= DIRECTIONS FOR THIS TASK =
The answer is the full listing restated exactly, without any pictures.

= DATA FOR THIS EXERCISE =

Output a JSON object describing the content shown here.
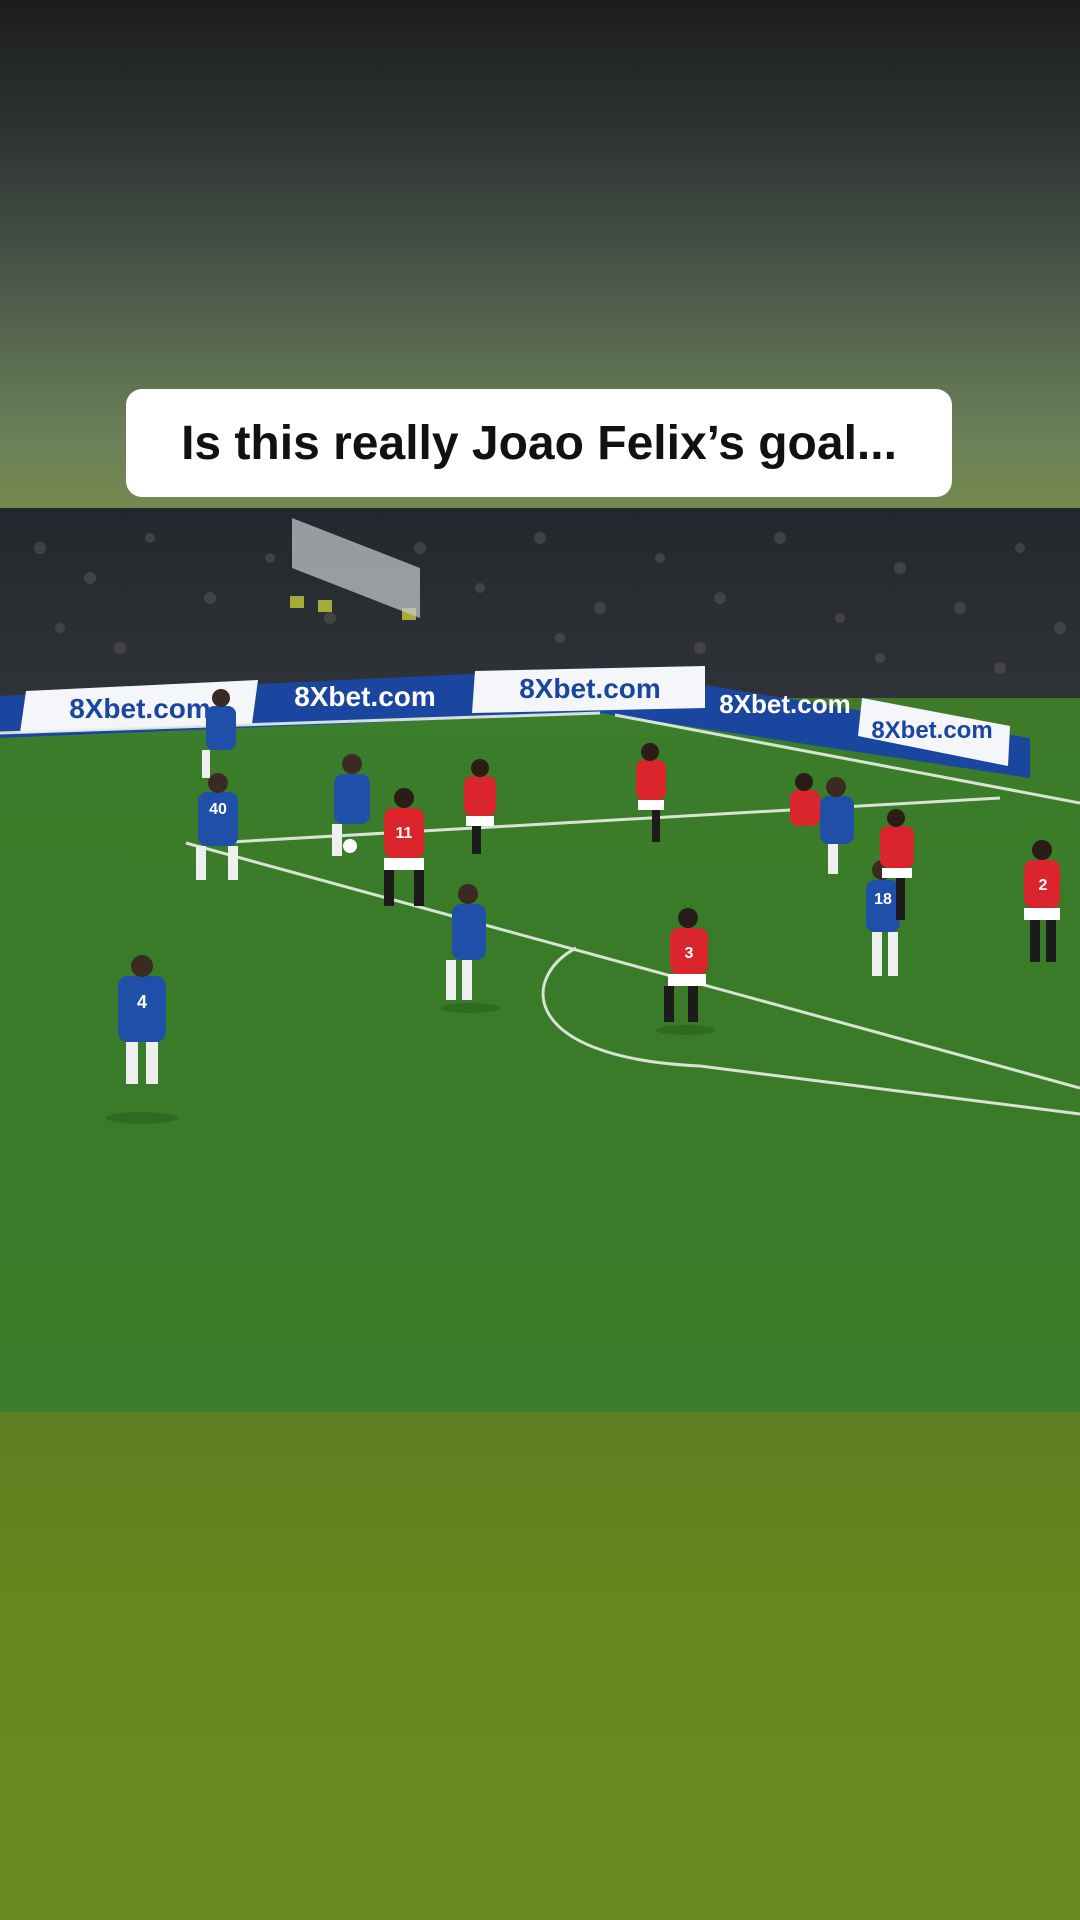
{
  "caption": {
    "text": "Is this really Joao Felix’s goal..."
  },
  "video": {
    "sponsor_boards": [
      "8Xbet.com",
      "8Xbet.com",
      "8Xbet.com",
      "8Xbet.com",
      "8Xbet.com"
    ],
    "visible_numbers": [
      "4",
      "40",
      "11",
      "3",
      "18",
      "2"
    ]
  },
  "colors": {
    "blue_kit": "#1f4fa8",
    "red_kit": "#d9252b",
    "pitch": "#3f7a2a",
    "board_blue": "#1b46a0"
  }
}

= RESULT =
Output a JSON object describing the content shown here.
{
  "caption": {
    "text": "Is this really Joao Felix’s goal..."
  },
  "video": {
    "sponsor_boards": [
      "8Xbet.com",
      "8Xbet.com",
      "8Xbet.com",
      "8Xbet.com",
      "8Xbet.com"
    ],
    "visible_numbers": [
      "4",
      "40",
      "11",
      "3",
      "18",
      "2"
    ]
  },
  "colors": {
    "blue_kit": "#1f4fa8",
    "red_kit": "#d9252b",
    "pitch": "#3f7a2a",
    "board_blue": "#1b46a0"
  }
}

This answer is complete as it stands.